(Stored entries)
****

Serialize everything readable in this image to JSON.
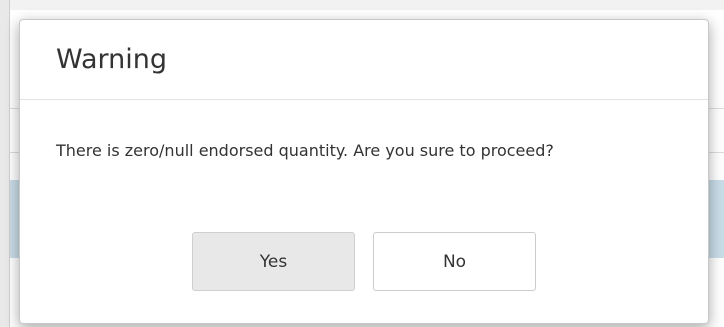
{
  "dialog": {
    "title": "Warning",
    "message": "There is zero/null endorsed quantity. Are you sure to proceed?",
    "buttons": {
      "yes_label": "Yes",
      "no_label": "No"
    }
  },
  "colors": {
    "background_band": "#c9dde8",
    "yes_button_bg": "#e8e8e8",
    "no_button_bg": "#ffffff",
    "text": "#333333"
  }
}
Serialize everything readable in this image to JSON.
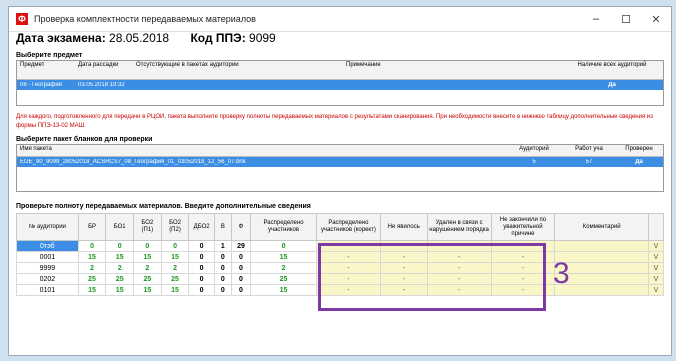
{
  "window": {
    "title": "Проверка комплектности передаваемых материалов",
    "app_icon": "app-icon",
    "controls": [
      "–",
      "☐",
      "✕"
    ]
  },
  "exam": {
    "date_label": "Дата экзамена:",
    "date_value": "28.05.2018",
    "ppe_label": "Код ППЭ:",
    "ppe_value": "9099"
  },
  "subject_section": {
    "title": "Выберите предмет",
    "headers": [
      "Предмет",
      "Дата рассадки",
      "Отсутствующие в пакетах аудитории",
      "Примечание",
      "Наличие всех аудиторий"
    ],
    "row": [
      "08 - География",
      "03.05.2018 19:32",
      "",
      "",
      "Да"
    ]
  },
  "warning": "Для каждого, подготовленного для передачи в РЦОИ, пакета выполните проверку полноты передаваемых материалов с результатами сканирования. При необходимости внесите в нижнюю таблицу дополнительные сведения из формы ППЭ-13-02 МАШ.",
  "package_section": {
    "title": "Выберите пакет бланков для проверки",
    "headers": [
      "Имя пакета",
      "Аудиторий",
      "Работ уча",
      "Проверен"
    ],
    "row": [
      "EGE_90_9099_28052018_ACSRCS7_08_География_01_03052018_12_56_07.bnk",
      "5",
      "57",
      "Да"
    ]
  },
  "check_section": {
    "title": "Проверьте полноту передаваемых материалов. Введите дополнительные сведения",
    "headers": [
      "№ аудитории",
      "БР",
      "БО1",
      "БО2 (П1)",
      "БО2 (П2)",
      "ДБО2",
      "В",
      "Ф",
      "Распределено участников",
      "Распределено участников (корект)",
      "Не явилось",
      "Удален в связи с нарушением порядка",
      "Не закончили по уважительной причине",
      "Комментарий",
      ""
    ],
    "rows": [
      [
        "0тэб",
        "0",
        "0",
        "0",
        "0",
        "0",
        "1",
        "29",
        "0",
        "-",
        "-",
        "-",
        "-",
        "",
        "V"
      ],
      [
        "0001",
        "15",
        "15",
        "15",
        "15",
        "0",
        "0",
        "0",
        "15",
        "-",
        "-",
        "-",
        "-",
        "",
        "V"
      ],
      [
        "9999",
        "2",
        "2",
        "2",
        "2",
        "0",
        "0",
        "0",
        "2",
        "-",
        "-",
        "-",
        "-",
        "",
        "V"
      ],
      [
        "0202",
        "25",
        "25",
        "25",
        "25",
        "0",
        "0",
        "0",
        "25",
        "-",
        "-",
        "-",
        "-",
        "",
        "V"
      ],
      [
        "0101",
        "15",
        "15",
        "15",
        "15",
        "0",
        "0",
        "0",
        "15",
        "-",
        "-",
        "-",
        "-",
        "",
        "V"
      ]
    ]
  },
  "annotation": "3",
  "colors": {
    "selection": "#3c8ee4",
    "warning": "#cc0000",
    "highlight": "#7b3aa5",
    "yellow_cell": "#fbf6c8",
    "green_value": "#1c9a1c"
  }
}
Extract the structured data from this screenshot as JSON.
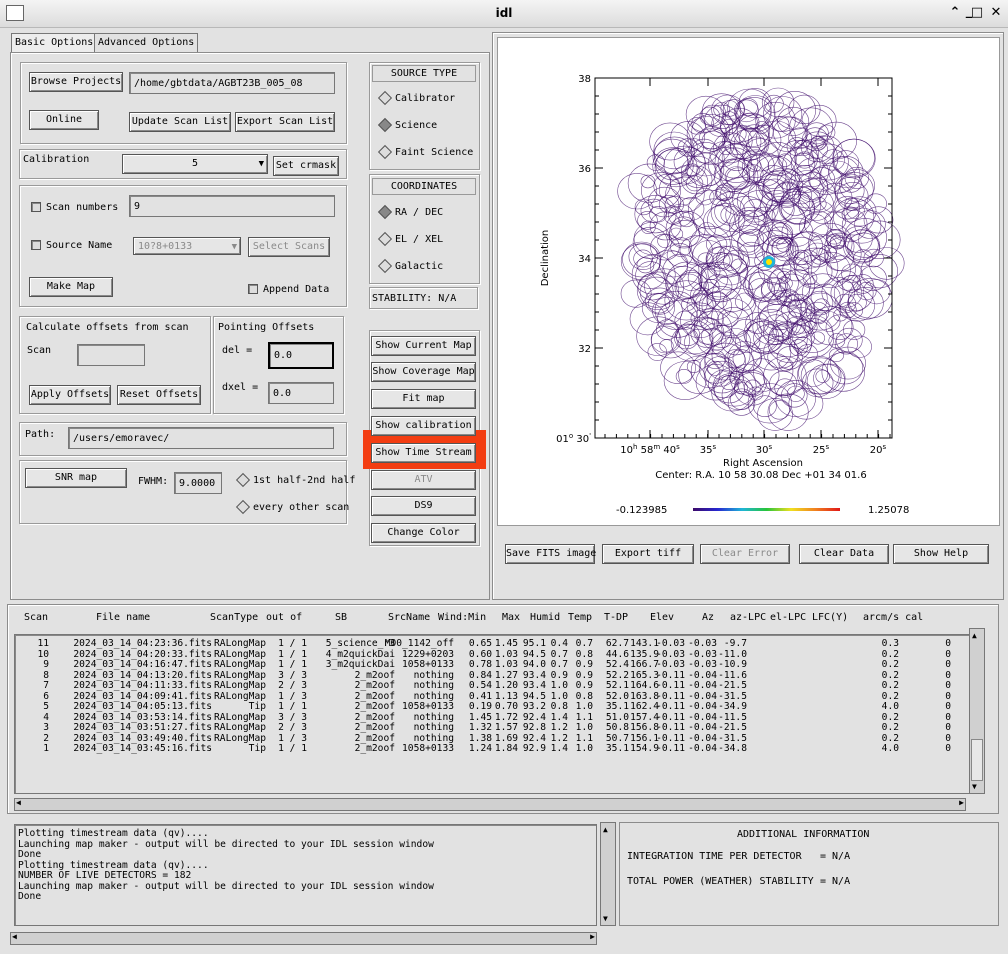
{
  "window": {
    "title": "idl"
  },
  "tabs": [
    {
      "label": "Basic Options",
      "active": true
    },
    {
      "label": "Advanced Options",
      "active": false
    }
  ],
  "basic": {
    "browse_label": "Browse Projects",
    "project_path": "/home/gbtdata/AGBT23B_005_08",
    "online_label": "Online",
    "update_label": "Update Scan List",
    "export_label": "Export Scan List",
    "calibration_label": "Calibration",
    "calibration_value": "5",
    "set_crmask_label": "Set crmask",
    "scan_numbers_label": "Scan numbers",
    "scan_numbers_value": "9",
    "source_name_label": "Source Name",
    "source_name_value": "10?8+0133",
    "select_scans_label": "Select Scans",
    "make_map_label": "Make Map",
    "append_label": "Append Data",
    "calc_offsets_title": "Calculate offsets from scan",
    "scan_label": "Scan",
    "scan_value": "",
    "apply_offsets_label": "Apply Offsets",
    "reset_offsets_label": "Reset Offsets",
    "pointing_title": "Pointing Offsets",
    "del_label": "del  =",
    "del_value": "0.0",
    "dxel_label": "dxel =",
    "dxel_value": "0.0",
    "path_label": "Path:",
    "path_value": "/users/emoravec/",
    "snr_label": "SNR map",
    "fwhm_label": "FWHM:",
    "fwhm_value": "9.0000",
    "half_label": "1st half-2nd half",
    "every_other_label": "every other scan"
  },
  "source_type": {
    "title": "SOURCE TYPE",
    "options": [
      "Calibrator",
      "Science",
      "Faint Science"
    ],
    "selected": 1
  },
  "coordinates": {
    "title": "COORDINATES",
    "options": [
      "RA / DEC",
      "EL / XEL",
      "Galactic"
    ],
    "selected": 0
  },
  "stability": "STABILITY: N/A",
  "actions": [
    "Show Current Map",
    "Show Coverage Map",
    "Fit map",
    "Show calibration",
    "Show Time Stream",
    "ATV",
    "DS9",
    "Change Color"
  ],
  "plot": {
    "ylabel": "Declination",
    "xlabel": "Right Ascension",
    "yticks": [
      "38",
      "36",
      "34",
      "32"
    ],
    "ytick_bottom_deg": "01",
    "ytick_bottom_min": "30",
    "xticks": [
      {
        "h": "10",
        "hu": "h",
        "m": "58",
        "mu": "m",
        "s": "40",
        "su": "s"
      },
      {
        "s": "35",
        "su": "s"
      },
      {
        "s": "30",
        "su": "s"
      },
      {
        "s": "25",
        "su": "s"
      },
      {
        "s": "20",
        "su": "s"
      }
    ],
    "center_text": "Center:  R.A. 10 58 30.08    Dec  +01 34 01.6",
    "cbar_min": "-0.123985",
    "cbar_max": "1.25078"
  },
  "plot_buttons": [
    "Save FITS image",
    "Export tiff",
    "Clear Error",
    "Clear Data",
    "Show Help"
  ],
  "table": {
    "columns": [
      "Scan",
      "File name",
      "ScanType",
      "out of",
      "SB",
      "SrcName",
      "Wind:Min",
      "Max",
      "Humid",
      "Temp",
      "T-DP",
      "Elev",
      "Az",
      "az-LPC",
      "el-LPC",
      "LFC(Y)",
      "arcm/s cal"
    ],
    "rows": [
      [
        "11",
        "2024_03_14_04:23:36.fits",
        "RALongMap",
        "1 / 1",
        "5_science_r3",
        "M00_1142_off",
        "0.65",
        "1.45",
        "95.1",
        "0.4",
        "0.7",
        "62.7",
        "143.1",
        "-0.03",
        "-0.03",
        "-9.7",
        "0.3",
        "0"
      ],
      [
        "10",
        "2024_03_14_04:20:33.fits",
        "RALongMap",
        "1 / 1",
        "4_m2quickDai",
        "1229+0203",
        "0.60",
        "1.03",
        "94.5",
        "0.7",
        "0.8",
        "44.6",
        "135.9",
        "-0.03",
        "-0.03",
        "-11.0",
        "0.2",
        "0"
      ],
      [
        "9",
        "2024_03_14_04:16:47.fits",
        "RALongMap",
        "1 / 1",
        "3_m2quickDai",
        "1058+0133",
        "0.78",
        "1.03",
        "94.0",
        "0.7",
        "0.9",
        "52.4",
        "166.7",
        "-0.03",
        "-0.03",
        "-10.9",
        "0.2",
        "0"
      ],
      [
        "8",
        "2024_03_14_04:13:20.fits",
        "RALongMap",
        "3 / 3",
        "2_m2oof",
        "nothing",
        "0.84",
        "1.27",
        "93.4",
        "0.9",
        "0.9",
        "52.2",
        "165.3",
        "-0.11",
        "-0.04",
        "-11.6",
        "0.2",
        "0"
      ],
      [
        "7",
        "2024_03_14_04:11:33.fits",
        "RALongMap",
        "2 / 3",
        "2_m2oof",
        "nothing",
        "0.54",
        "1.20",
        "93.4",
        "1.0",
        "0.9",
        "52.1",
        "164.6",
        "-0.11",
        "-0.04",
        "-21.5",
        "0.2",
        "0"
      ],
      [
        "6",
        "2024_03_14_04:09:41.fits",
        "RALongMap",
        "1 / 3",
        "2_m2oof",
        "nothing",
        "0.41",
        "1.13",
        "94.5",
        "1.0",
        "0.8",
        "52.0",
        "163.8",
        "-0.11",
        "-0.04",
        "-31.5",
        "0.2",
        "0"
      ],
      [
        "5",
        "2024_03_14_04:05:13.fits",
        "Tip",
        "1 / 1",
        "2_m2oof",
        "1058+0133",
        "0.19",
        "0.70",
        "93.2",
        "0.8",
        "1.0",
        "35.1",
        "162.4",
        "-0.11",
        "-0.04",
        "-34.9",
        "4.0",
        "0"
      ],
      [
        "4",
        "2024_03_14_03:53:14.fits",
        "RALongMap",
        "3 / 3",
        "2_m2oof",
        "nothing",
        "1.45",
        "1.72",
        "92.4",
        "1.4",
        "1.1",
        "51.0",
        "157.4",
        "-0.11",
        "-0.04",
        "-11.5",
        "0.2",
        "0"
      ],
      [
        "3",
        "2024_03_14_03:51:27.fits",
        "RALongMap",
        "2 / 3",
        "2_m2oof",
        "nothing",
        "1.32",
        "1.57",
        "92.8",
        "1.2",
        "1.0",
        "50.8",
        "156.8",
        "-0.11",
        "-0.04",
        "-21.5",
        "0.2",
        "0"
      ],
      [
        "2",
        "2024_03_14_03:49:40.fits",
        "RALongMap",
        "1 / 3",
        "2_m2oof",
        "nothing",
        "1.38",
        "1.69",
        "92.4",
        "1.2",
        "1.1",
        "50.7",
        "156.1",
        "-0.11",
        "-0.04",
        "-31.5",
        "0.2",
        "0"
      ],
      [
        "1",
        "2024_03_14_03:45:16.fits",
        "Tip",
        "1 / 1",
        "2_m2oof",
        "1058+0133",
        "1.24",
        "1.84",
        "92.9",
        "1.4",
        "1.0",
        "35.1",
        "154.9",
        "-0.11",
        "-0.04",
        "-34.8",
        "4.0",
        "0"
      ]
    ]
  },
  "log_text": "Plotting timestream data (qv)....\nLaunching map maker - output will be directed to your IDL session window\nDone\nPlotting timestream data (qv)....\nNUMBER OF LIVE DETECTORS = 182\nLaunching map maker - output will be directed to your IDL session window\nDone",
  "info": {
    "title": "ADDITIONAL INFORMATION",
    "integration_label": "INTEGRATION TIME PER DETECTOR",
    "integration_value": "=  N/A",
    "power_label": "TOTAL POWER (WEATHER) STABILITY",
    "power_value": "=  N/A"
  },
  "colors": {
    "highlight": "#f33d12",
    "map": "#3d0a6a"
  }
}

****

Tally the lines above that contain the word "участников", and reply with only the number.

2